* [Goal of the exercise]
Answer with a single number stating how many lines of the entries below include the string "Content".

START Available records

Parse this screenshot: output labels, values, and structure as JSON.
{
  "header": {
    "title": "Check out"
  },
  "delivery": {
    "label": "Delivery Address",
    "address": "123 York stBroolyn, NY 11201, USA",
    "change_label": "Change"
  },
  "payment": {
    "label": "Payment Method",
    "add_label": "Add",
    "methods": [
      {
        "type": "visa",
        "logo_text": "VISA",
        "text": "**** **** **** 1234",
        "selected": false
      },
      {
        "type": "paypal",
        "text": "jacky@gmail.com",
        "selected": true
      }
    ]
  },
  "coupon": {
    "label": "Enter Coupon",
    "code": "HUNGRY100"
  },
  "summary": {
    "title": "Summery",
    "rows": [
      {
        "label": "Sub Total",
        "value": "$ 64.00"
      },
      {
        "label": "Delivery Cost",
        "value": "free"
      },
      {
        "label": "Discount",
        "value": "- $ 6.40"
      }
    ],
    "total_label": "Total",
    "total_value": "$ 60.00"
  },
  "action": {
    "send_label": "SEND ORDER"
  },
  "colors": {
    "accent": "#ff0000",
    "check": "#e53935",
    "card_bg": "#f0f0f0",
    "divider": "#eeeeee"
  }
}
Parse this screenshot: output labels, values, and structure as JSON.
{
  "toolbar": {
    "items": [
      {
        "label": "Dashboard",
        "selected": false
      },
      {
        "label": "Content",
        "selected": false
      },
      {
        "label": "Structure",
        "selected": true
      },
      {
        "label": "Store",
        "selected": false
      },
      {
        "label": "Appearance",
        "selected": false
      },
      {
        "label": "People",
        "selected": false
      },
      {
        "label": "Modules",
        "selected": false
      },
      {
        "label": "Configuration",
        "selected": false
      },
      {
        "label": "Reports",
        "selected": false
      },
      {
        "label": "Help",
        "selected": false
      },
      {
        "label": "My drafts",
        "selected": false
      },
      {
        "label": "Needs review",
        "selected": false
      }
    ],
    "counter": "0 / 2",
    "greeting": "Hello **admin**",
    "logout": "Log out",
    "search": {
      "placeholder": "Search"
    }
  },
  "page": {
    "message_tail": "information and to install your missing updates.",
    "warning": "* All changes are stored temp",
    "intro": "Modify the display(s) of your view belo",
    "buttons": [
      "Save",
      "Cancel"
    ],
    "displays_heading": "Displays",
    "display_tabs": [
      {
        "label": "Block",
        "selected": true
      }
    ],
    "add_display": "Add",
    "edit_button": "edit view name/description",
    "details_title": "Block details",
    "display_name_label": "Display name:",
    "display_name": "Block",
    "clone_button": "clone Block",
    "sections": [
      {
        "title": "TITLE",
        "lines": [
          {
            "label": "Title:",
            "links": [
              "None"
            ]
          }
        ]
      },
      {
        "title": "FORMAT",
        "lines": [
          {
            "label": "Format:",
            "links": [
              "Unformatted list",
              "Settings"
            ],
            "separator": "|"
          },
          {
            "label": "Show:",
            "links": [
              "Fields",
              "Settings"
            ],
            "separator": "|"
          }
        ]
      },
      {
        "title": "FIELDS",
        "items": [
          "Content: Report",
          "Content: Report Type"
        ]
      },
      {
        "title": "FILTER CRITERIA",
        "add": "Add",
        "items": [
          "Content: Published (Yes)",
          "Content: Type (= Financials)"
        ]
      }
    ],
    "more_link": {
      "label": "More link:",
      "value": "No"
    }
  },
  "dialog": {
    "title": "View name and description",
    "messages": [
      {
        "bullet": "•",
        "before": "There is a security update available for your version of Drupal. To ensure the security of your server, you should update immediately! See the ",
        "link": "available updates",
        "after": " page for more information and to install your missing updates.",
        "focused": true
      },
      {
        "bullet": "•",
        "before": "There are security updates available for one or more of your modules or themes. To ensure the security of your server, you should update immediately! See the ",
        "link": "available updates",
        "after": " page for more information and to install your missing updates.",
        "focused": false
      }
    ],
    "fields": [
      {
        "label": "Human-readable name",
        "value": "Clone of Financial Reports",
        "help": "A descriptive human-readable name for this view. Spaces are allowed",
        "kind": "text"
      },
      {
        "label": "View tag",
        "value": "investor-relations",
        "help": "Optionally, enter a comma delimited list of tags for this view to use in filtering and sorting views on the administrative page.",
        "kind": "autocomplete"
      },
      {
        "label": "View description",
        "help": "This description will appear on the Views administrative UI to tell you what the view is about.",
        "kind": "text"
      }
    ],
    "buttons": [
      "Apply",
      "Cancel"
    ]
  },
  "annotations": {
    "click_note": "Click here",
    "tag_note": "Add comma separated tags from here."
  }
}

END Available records

* [Written solution]
5